**Material supplied:**
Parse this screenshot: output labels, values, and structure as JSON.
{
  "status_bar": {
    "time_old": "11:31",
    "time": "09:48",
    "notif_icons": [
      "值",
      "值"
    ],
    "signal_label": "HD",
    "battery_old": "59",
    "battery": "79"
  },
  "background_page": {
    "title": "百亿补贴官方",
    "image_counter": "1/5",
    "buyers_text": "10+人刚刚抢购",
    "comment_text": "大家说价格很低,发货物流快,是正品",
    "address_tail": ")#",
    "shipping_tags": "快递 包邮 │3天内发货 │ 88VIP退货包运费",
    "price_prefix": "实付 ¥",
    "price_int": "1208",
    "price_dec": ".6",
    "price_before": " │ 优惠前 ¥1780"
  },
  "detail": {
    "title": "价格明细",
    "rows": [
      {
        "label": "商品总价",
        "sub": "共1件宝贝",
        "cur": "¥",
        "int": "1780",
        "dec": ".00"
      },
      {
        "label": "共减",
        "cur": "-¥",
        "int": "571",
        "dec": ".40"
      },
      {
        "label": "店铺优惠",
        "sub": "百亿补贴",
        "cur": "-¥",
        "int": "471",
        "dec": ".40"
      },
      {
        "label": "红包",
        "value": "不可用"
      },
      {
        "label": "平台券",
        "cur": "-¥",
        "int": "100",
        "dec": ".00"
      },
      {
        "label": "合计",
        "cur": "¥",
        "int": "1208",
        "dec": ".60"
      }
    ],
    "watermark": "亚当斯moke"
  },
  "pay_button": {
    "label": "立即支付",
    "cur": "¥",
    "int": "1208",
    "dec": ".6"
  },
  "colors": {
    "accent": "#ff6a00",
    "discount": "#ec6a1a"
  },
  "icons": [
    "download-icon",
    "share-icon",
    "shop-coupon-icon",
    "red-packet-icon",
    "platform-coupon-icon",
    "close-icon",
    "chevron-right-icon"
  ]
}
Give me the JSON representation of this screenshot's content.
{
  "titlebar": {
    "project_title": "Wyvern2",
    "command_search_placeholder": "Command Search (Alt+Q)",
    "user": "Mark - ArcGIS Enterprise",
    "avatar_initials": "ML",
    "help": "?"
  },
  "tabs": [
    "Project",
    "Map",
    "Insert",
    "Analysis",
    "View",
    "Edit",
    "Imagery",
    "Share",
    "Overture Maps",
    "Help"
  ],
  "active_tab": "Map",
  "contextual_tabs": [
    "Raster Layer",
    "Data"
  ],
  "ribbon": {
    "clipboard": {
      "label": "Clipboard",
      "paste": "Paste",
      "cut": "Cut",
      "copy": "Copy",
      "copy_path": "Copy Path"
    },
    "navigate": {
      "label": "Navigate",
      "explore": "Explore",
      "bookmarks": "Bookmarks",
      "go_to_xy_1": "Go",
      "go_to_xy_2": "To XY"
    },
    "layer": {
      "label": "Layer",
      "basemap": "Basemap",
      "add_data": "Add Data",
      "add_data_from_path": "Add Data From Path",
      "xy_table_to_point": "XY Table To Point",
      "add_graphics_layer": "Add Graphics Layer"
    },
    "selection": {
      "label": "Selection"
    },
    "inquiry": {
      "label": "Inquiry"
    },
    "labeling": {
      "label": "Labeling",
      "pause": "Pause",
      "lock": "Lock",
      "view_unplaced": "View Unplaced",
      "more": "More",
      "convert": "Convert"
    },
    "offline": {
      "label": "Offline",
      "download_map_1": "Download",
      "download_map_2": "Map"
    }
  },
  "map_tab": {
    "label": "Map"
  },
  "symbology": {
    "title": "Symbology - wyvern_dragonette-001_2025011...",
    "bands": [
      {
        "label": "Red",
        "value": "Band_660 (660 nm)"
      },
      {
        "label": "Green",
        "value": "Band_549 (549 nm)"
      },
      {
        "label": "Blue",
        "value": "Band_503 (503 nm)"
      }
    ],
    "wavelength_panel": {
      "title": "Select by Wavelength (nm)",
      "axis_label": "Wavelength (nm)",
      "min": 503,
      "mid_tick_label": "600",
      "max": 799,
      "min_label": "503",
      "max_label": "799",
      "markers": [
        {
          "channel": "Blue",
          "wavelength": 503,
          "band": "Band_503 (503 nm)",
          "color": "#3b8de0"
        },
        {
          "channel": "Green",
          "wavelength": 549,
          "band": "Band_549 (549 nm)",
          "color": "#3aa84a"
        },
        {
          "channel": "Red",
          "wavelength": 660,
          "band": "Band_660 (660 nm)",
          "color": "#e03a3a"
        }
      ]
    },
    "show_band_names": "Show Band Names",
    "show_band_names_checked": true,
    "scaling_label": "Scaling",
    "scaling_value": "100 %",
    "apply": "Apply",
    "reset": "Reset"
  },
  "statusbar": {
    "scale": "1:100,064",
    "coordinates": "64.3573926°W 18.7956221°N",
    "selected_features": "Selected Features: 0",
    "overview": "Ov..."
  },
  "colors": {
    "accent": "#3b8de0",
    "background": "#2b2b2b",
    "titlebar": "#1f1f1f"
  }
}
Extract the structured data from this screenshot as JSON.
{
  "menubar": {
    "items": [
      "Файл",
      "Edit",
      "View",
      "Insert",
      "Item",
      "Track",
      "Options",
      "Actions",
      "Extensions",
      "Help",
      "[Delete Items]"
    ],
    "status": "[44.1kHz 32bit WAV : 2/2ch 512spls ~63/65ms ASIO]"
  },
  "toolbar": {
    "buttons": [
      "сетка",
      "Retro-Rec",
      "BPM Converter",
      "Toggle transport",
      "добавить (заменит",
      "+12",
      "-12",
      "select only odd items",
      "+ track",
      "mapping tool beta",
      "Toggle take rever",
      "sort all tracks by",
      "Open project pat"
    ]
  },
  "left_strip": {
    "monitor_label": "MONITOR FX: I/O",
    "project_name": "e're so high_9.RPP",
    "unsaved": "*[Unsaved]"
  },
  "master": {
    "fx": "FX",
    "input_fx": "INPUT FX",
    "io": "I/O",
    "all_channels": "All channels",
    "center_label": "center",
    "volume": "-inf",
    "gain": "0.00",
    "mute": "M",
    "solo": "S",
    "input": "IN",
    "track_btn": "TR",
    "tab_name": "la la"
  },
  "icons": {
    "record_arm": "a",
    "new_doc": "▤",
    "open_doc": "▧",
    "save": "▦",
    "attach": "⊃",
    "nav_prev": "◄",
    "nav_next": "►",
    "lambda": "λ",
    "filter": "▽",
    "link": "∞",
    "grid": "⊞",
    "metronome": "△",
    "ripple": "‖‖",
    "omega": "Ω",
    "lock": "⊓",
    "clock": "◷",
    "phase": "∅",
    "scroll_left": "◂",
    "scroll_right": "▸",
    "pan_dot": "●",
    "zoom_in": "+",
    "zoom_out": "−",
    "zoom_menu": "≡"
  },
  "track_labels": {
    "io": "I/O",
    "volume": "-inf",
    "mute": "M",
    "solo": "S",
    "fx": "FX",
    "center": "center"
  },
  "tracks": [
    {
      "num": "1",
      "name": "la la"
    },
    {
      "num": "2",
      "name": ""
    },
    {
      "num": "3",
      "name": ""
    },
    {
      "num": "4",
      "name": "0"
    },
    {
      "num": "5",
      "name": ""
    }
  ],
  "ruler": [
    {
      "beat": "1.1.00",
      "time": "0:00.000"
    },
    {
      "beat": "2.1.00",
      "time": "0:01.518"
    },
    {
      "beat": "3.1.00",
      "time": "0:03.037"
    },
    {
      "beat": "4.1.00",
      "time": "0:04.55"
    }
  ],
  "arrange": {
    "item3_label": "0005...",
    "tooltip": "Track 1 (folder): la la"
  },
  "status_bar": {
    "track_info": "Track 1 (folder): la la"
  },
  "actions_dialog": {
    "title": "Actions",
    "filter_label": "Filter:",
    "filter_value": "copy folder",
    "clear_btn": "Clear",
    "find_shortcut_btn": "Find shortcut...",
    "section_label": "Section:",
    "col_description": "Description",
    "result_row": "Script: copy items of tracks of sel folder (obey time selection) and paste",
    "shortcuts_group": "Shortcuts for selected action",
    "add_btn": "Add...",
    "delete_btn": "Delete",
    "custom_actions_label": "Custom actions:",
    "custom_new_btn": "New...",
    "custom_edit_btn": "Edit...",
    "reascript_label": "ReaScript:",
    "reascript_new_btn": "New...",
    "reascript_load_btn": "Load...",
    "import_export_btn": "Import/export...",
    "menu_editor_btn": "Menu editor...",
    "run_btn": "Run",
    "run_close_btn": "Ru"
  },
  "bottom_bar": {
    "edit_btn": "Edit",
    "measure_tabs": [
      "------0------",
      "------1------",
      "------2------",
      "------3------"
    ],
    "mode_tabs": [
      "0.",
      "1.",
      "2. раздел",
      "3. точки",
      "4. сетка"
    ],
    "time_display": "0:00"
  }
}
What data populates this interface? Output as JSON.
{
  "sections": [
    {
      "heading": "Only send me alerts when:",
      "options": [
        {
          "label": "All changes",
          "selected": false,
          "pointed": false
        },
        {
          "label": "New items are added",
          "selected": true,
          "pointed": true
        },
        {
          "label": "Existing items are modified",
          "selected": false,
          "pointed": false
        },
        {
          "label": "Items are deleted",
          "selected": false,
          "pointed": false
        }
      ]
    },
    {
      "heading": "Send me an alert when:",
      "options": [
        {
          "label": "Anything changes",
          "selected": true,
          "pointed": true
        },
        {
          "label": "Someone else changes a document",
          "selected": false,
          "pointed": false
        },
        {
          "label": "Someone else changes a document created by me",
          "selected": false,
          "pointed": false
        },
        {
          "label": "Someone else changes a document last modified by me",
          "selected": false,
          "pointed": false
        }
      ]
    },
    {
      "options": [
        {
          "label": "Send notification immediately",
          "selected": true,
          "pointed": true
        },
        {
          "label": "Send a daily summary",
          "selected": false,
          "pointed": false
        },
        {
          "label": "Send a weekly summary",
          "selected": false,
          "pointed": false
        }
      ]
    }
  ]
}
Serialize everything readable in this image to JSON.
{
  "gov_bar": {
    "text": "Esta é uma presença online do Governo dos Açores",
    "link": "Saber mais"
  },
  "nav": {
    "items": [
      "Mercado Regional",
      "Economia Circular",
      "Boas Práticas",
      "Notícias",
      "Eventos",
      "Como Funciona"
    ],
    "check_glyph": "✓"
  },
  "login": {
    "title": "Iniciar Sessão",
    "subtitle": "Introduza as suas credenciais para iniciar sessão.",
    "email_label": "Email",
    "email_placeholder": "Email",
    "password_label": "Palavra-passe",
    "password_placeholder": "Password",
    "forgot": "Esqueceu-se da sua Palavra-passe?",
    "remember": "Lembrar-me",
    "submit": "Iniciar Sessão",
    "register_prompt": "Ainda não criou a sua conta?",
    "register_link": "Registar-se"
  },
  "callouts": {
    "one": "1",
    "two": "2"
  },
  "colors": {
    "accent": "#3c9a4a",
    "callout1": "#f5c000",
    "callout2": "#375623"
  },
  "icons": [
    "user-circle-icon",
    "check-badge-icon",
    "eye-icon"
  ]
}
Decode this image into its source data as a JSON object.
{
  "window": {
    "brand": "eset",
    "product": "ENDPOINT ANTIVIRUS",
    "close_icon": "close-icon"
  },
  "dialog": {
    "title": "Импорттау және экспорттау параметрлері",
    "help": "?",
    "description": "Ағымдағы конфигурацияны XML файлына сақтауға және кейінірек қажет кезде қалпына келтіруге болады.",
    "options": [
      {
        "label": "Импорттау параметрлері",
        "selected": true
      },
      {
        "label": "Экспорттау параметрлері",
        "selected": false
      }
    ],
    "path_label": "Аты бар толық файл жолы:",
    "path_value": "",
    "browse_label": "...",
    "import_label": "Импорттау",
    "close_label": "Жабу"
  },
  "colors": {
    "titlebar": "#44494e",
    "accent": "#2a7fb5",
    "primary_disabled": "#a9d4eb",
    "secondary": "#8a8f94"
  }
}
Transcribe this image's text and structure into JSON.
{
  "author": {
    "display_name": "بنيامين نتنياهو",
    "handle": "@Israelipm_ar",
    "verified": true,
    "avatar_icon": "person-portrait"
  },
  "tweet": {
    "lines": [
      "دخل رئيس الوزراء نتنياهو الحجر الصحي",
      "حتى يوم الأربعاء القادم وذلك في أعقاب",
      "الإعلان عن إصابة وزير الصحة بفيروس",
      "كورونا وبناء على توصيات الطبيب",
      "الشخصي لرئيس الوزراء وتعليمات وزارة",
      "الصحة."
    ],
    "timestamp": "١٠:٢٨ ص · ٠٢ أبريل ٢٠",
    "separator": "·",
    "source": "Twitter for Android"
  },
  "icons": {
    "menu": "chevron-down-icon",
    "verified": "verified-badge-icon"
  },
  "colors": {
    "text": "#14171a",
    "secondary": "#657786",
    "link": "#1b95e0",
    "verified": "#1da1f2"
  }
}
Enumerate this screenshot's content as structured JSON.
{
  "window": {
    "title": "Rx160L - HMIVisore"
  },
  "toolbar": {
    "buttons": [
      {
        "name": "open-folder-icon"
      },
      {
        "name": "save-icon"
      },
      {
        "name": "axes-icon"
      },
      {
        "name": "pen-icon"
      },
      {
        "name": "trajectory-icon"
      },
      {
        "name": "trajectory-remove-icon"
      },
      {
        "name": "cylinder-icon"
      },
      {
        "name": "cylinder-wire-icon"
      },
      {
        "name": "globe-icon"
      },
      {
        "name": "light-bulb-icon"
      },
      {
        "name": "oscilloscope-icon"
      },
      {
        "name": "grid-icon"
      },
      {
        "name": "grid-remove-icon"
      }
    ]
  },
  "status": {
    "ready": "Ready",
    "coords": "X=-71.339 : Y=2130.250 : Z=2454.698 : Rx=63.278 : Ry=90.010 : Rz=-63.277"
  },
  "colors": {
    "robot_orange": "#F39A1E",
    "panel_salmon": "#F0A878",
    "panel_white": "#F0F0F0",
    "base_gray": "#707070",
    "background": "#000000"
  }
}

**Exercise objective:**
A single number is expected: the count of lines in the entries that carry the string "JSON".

**Expected output:**
8